In a recent report, Northern Luzon news reporter Yolanda Fuertes wrote: “Aside from the initial cost of the juvenile sea cucumbers (Php5 each), they are not fed commercial food, depending only on organic matter in the culture pond for nourishment (salinity should be at least 20 parts per thousand) or the sea tidal flats which are their natural habitats.”

Dr. Guerrero said that sea farming of sea cucumbers “can be a profitable and environmentally-friendly livelihood industry for coastal communities.” The PCAMRD, a line agency of the Department of Science and Technology, is supporting such kind of projects.

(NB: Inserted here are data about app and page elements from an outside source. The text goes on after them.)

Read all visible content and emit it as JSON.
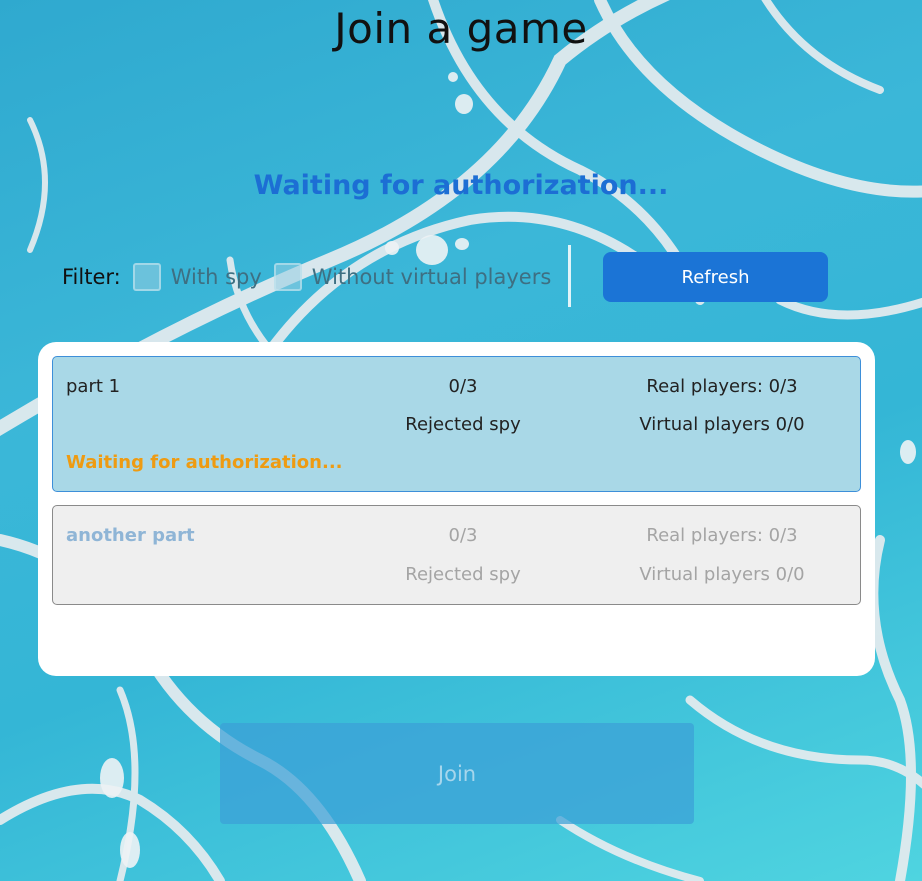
{
  "page": {
    "title": "Join a game",
    "status": "Waiting for authorization..."
  },
  "filter": {
    "label": "Filter:",
    "with_spy_label": "With spy",
    "with_spy_checked": false,
    "without_virtual_label": "Without virtual players",
    "without_virtual_checked": false
  },
  "refresh": {
    "label": "Refresh"
  },
  "games": [
    {
      "name": "part 1",
      "players": "0/3",
      "spy": "Rejected spy",
      "real_players": "Real players: 0/3",
      "virtual_players": "Virtual players 0/0",
      "status": "Waiting for authorization...",
      "selected": true
    },
    {
      "name": "another part",
      "players": "0/3",
      "spy": "Rejected spy",
      "real_players": "Real players: 0/3",
      "virtual_players": "Virtual players 0/0",
      "status": "",
      "selected": false
    }
  ],
  "join": {
    "label": "Join",
    "enabled": false
  },
  "colors": {
    "accent": "#1b74d6",
    "status_blue": "#1c6ed4",
    "status_orange": "#ee9b12",
    "selected_row": "#a9d8e7",
    "disabled_row": "#efefef"
  }
}
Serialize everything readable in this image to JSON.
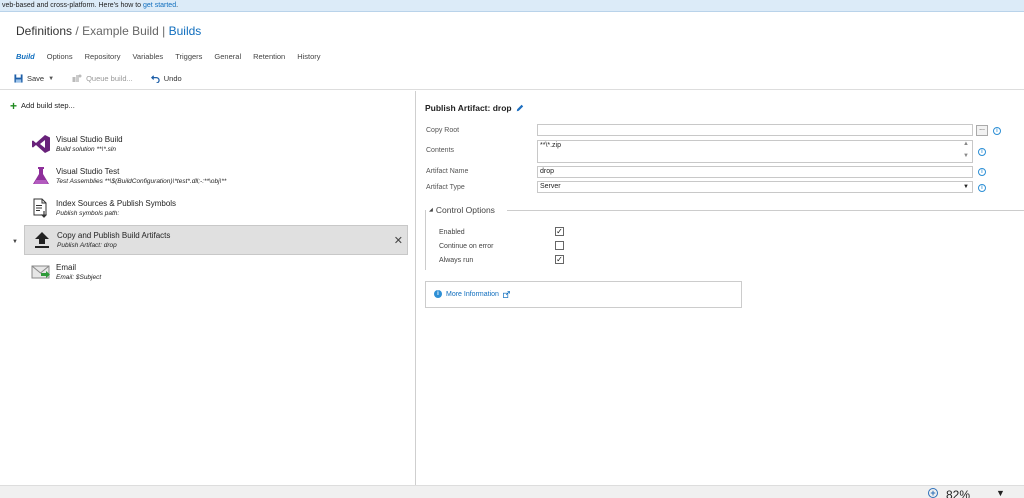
{
  "banner": {
    "text": "veb-based and cross-platform. Here's how to ",
    "link": "get started",
    "end": "."
  },
  "header": {
    "crumb1": "Definitions",
    "sep1": "/",
    "crumb2": "Example Build",
    "sep2": "|",
    "crumb3": "Builds"
  },
  "tabs": [
    "Build",
    "Options",
    "Repository",
    "Variables",
    "Triggers",
    "General",
    "Retention",
    "History"
  ],
  "toolbar": {
    "save": "Save",
    "queue": "Queue build...",
    "undo": "Undo"
  },
  "left": {
    "add_step": "Add build step...",
    "steps": [
      {
        "name": "Visual Studio Build",
        "sub": "Build solution **\\*.sln"
      },
      {
        "name": "Visual Studio Test",
        "sub": "Test Assemblies **\\$(BuildConfiguration)\\*test*.dll;-:**\\obj\\**"
      },
      {
        "name": "Index Sources & Publish Symbols",
        "sub": "Publish symbols path:"
      },
      {
        "name": "Copy and Publish Build Artifacts",
        "sub": "Publish Artifact: drop"
      },
      {
        "name": "Email",
        "sub": "Email: $Subject"
      }
    ]
  },
  "right": {
    "title": "Publish Artifact: drop",
    "fields": {
      "copy_root": {
        "label": "Copy Root",
        "value": ""
      },
      "contents": {
        "label": "Contents",
        "value": "**\\*.zip"
      },
      "artifact_name": {
        "label": "Artifact Name",
        "value": "drop"
      },
      "artifact_type": {
        "label": "Artifact Type",
        "value": "Server"
      }
    },
    "control_options": {
      "title": "Control Options",
      "enabled": {
        "label": "Enabled",
        "checked": true
      },
      "continue_on_error": {
        "label": "Continue on error",
        "checked": false
      },
      "always_run": {
        "label": "Always run",
        "checked": true
      }
    },
    "more_info": "More Information"
  },
  "statusbar": {
    "zoom": "82%"
  },
  "colors": {
    "accent": "#106ebe",
    "info": "#2d8fd5",
    "selected_row": "#e0e0e0"
  }
}
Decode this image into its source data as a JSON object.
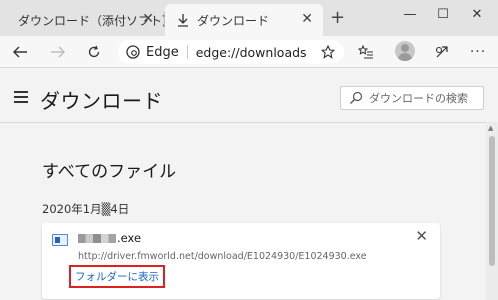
{
  "tabs": [
    {
      "label": "ダウンロード（添付ソフト）",
      "icon": "fujitsu-logo-icon",
      "active": false
    },
    {
      "label": "ダウンロード",
      "icon": "download-arrow-icon",
      "active": true
    }
  ],
  "toolbar": {
    "address_label": "Edge",
    "url": "edge://downloads"
  },
  "page": {
    "title": "ダウンロード",
    "search_placeholder": "ダウンロードの検索",
    "section_title": "すべてのファイル",
    "date_label": "2020年1月▒4日"
  },
  "download_item": {
    "file_name_suffix": ".exe",
    "url": "http://driver.fmworld.net/download/E1024930/E1024930.exe",
    "action_label": "フォルダーに表示"
  },
  "colors": {
    "accent": "#1a66c4",
    "highlight_box": "#e02020",
    "fujitsu_red": "#e60012"
  }
}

A study conducted at BFAR showed that it takes six months for the sea cucumber to reach 250 grams, the desired weight in the export market. One hectare of fishpond can accommodate 10,000 sea cucumbers.  This means that after six months, a farmer can harvest at least 2.5 tons. But before they can be exported, they have to be dried first – shrunk to about 10% of their live weight. So, the marketable harvest would only be 250 kilograms. At P4,000 per kilogram, the farmer earns a whooping Phpi million from his one-hectare pond in six months.

Unquote.

As I have said earlier, we just excerpt above article from http://www.bar.gov.ph/bardigest/2004/aprjun04_brightpotential.asp

For more specific details about sea cucumber, you may click to link below for more info.

Link:

http://en.wikipedia.org/wiki/Sea_cucumber

http://www.spc.int/coastfish/news/bdm/13/03.Schoppe.html

http://www.fao.org/docrep/007/y5501e/y5501e0c.htm

http://www.bar.gov.ph/bardigest/2004/aprjun04_brightpotential.asp

 ftp://ftp.fao.org/docrep/fao/011/i0375e/i0375e04.pdf

For interested investors, entrepreneurs and those who would want to enter into the sea cucumber business, I can refer you to someone who is sincerely promoting it. Not to mention other agriculture and aqua culture potentials he help promote and develops in the past. His details are available upon request.

Photos are excerpt from Google Images, credits to below link: http://www.diytrade.com/china/4/manufacturers/820682/main/Denma_Trading_Company.html

 http://www.scientificamerican.com/blog/60-second-science/post.cfm?id=high-demand-in-china-threatens-phil-2009-06-25

http://endoftheline.com/blog/archives/date/2009/04